New Norfolk Junior Football Club registrar Justin Benson, echoed the statement.

“We now have 260 players and a big growth in girl’s football, so being able to have separate changerooms is going to be magnificent going forward, as well as having a spot for teams to meet before or after games is going to be big,” he said.

Previous election commitments to Tynwald Park are also planned to be rolled out over the next twelve months, which will include on-field upgrades, as well as lights for the soccer ground.

The project is expected to be completed by 2022.

Brewery a welcome addition to Valley

THE Derwent Valley has a new local brewery, with the Welcome Swallow Brewery opening its doors to the public last weekend.

The brewery is the project of Nigel Graham, a self-confessed crazy homebrewer, and Elias Eichler, who over their 20 years of friendship grew their love for homebrewing, until in 2019 they took the jump in to a full-blown operation.

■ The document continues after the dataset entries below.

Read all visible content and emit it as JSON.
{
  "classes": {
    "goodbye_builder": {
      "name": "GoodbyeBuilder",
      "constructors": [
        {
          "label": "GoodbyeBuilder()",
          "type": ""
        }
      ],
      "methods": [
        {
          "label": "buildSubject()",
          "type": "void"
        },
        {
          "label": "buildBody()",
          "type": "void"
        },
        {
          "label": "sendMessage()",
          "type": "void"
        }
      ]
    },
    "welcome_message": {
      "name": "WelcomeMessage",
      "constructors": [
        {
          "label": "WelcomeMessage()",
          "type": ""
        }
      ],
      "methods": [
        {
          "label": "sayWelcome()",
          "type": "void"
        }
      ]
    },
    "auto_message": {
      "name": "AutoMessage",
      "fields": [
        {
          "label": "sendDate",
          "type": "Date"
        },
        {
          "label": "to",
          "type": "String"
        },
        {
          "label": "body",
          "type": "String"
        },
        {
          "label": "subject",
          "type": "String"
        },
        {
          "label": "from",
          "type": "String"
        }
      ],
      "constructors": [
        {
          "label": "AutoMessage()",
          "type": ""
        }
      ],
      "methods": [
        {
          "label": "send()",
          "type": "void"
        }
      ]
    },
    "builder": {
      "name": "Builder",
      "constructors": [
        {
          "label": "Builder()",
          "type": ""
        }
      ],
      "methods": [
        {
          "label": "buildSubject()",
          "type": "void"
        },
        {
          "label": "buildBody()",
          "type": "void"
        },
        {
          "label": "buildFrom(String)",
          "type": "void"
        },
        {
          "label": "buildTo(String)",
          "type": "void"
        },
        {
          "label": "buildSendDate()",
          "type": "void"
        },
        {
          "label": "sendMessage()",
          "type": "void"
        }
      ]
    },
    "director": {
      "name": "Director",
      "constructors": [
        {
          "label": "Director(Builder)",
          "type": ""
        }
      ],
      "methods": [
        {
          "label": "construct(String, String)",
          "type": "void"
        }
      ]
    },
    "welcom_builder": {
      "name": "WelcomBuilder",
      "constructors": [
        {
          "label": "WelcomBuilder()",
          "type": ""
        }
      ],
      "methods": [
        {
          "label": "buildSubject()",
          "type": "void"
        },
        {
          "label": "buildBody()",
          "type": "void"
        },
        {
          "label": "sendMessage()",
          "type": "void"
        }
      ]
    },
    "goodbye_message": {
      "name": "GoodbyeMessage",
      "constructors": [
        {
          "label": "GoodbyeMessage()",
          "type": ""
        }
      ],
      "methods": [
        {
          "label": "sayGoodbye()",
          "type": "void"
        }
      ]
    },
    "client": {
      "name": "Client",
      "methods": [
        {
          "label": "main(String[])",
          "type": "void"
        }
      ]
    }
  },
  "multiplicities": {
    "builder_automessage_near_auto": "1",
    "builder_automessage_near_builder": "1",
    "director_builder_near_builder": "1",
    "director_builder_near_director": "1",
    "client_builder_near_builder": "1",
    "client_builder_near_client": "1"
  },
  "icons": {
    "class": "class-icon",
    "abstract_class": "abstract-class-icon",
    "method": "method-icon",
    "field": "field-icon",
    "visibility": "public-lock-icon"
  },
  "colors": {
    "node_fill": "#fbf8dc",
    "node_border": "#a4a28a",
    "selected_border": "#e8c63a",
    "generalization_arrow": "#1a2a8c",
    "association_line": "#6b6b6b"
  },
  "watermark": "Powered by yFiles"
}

“We started entering local competitions, started winning local awards, then national awards, every home brewer has the dream of opening their own establishment, and we saw this opportunity come up,” Mr Graham said.

The project started in October 2019 when they secured their current taproom, an existing workshop on Ring Road, built for the Royal Derwent Hospital, but Covid caused the brewery opening to take a back-seat, and the business to switch up their distribution.

“Covid came in March 2019, we were in the middle of renovating the workshop and our business plan got turned on its head overnight.

“We had to shift to selling cans and takeaways, which allowed us to tread water from when we brewed our first beers here in July, up until now.”

“What we have now is what we were going for when we started, a taproom.”

Mr Graham has plans to supply the brewery with their own hops from the family farm in Lachlan, to add to the ingredients already finding their way into the beers, like raspberries.

The Welcome Swallow had their ticket and capacity allocation completely sold out over their opening weekend, and plans to hold more events, especially when their social distancing capacity increases, could see another haven for beer lovers in the Valley.

“My favourite beer is my next one,” Mr Graham said, showing the driving force behind brewing is their love for the process and product.